Three, make sure that any particularly vulnerable children, pets, and especially tropical birds are kept out of the way during the cleaning process because, while it’s not supposed to be particularly dangerous, especially if the preceding steps are followed, it’s always best to be on the side of caution and some people say that it emits carbon monoxide and potentially other irritating gasses.
- Remove Racks And Trays
Before you begin the cleaning procedure, make sure you remove the trays and anything else that is inside the oven. If you have some huge trays in there that are made of the same material as the oven, they will withstand the cleaning process rather well. However, as a general rule, it is advisable to remove everything.
- Check your manufacturer’s instructions
Check your manufacturer’s instructions before beginning the cleaning process in case there is any special information that you need to pay attention to. Unfortunately, in the case of smoke, there wasn’t much mentioned at all about how to use the sampling process, but it’s always good practice to check.
- Allow Oven To Cool Down
Make sure you rate your oven before opening it to clean it once you’ve finished cleaning it. Now most manufacturers feature a self-locking mechanism that locks as soon as the self-cleaning mechanism is activated before it reaches these extremely high temperatures. And the majority of them cannot be opened until they’ve reached a safe temperature. Nonetheless, it is prudent to exercise caution.
Don’ts to Know Before You Self-Clean Your Oven
So that’s an important thing to bear in mind before you run the self-cleaning cycle on your oven. But there are also some important ‘do nots’.
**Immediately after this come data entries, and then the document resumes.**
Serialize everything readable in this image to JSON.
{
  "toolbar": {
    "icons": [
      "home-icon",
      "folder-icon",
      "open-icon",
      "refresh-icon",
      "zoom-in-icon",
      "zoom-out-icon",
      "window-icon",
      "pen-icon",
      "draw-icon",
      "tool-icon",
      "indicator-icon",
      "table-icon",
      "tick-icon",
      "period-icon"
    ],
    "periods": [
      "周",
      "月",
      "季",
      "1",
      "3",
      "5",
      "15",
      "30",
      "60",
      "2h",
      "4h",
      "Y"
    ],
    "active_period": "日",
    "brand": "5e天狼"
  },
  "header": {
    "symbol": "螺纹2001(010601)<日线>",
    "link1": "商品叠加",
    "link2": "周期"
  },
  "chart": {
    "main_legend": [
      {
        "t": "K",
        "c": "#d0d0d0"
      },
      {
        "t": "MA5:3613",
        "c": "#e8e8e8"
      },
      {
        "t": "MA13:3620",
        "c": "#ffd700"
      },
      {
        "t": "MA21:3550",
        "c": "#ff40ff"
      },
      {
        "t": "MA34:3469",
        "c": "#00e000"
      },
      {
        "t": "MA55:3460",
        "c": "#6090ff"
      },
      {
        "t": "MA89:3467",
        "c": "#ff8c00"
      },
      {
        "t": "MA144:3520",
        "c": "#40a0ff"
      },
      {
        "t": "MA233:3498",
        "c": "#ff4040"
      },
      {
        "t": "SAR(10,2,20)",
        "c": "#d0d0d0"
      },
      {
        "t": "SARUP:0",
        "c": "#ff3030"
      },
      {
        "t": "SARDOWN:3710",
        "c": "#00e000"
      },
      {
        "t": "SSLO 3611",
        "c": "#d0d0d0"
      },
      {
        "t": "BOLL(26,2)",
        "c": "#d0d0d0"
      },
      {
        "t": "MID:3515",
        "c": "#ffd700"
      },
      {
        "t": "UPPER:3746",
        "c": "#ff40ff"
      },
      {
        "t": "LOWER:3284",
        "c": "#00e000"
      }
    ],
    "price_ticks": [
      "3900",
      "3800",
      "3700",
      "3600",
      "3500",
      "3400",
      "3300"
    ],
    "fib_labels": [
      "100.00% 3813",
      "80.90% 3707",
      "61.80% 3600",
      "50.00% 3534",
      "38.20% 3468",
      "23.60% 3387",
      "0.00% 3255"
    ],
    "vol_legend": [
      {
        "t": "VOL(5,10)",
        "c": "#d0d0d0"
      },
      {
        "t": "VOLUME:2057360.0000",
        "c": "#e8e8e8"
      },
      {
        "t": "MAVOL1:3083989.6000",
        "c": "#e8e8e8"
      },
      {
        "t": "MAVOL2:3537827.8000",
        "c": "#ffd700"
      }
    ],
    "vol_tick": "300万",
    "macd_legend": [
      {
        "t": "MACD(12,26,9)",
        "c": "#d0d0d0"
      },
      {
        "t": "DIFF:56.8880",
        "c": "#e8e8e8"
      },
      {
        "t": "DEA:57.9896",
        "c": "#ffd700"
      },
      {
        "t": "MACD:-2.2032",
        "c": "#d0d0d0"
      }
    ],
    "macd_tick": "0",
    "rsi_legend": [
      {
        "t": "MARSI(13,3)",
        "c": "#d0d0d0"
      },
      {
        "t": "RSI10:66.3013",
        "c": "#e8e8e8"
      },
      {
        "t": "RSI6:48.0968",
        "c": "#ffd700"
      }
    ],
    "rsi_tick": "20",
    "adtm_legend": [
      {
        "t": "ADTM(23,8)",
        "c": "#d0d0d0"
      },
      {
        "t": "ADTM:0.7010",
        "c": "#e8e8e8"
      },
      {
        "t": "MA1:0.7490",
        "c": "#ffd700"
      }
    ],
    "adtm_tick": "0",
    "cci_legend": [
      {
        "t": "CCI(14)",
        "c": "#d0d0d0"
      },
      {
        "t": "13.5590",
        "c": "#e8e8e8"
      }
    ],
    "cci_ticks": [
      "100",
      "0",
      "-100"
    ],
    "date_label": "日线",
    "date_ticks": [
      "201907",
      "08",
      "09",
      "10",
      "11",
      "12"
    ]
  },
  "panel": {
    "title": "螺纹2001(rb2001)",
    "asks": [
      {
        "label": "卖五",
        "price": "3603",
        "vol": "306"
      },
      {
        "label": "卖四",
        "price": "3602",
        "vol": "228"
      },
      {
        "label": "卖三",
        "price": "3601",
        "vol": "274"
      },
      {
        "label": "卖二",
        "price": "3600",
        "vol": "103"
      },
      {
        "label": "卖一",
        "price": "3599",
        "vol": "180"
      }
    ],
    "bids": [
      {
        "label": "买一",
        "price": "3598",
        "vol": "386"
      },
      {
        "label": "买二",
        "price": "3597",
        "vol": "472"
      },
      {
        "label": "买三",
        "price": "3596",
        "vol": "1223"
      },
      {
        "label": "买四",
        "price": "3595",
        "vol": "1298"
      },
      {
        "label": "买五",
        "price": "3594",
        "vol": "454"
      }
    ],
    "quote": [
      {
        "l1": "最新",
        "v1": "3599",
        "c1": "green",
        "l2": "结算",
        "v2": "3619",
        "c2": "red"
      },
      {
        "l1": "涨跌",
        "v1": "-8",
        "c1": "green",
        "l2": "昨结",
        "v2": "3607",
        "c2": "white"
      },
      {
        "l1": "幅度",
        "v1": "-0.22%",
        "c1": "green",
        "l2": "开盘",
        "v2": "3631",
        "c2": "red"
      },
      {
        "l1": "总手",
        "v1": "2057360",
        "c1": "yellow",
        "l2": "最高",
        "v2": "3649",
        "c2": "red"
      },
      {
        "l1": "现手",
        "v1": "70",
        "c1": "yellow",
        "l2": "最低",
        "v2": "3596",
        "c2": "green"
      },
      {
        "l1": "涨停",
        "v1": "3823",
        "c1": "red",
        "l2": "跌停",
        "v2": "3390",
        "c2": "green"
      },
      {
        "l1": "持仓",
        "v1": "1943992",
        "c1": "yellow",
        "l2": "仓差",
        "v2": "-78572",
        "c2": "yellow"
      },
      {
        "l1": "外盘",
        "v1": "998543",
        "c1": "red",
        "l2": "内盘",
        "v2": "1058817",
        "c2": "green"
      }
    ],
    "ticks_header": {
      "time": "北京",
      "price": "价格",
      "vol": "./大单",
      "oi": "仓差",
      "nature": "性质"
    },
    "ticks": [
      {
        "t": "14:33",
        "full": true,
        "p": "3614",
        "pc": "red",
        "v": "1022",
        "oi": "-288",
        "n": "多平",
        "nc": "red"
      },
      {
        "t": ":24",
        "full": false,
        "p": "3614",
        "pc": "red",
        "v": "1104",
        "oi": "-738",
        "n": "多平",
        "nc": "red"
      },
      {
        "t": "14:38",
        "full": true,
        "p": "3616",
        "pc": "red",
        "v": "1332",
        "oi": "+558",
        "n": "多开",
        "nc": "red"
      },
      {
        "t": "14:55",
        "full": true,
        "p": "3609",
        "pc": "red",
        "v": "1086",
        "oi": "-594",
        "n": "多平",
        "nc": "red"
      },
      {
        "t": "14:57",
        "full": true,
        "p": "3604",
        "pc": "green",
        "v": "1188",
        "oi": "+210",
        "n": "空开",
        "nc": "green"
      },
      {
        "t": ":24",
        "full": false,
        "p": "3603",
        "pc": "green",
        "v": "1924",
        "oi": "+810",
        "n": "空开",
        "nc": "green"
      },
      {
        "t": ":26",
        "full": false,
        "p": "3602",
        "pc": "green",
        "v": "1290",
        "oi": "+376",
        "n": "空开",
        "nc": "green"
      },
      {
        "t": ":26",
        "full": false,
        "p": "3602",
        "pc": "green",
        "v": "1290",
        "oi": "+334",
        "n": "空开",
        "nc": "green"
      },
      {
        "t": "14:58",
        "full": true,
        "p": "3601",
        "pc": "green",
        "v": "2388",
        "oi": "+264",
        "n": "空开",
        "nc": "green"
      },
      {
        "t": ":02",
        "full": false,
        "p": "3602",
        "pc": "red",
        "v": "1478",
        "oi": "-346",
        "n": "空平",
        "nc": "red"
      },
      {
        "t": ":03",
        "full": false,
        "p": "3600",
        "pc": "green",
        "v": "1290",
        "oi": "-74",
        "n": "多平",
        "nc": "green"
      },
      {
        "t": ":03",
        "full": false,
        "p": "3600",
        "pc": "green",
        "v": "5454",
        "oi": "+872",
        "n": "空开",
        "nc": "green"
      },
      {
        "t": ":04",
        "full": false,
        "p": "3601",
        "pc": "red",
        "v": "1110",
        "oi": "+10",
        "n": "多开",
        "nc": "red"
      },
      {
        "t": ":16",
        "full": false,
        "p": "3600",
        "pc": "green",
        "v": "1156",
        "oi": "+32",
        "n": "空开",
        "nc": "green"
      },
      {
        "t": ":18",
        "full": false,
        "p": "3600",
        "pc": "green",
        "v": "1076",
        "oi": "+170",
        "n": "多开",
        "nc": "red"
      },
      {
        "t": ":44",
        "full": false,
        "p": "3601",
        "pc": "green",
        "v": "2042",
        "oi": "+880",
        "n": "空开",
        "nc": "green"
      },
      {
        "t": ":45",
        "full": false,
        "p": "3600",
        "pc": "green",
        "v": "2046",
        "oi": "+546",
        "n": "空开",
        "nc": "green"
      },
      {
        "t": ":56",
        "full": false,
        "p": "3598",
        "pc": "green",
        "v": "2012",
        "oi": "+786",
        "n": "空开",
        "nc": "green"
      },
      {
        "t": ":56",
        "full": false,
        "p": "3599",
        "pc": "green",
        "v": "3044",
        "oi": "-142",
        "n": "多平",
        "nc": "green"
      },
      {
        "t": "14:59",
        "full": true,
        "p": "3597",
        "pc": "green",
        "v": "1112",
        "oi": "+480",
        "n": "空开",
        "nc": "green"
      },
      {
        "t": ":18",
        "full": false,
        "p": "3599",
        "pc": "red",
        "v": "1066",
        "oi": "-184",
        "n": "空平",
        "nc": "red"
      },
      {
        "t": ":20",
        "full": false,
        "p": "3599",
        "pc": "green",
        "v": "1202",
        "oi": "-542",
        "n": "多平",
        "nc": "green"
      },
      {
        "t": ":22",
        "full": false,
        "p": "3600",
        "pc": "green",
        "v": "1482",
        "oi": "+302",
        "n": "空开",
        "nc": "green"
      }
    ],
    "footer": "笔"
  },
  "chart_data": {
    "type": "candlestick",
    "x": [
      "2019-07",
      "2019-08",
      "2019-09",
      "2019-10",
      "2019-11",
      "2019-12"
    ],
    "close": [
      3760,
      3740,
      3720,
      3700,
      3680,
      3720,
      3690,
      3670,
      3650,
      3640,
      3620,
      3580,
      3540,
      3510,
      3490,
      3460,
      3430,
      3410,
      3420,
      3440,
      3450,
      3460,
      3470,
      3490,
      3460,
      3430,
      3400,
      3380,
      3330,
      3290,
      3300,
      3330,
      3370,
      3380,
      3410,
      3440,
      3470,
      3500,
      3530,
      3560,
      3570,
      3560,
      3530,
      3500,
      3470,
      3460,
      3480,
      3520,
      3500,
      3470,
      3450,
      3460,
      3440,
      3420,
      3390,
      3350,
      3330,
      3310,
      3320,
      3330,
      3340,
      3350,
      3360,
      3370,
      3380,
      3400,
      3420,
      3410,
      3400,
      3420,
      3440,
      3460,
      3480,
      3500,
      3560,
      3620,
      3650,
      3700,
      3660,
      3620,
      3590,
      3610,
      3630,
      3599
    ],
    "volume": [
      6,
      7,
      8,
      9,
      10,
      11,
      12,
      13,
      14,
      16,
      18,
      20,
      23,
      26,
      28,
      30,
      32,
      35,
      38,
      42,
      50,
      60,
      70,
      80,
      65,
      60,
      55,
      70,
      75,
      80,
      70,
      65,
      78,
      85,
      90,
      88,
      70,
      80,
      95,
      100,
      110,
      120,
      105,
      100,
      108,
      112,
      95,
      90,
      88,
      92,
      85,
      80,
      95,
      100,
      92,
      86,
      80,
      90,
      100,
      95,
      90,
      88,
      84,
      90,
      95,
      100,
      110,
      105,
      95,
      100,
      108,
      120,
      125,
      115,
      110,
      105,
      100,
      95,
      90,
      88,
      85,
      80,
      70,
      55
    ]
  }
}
- Don’t go to bed or out
The first one is something you should do with any electrical appliance: don’t go to bed and don’t go out when that cycle is on. Not because there is a huge danger or a large number of events with self-cleaning ovens, but simply because if anything were to happen, you’d be there and ready to intervene if there is a problem.
If there is a problem, you may always turn off your oven using the isolation switch on the side. Of course, if there are any significant problems, you should phone the fire department and get out.
- Don’t use chemicals
Another caution is quite common and only a few people know its side effects. Don’t use chemicals. Some people assume it is part of the procedure, but the self-cleaning procedure does not require any chemicals, and using something flammable may be harmful, therefore there is no need for chemicals.
- Don’t forget that dirty ovens are a fire risk
One more point to consider while using self-cleaning ovens: filthy ovens are a fire hazard in and of themselves. So, if you’re on the fence about buying or using a self-cleaning oven, and you’re sitting there with a pretty unclean oven, you’ve got to weigh those things provided you follow the finest self-cleaning oven practices.
When the oven enters self-cleaning mode, it transforms into a mini-furnace, converting any accumulated, baked-on food residue within to ash. This implies that the outside temperature rises as well. Anything that isn’t made for high heat will be destroyed, even if it’s simply sitting on the outside of the oven.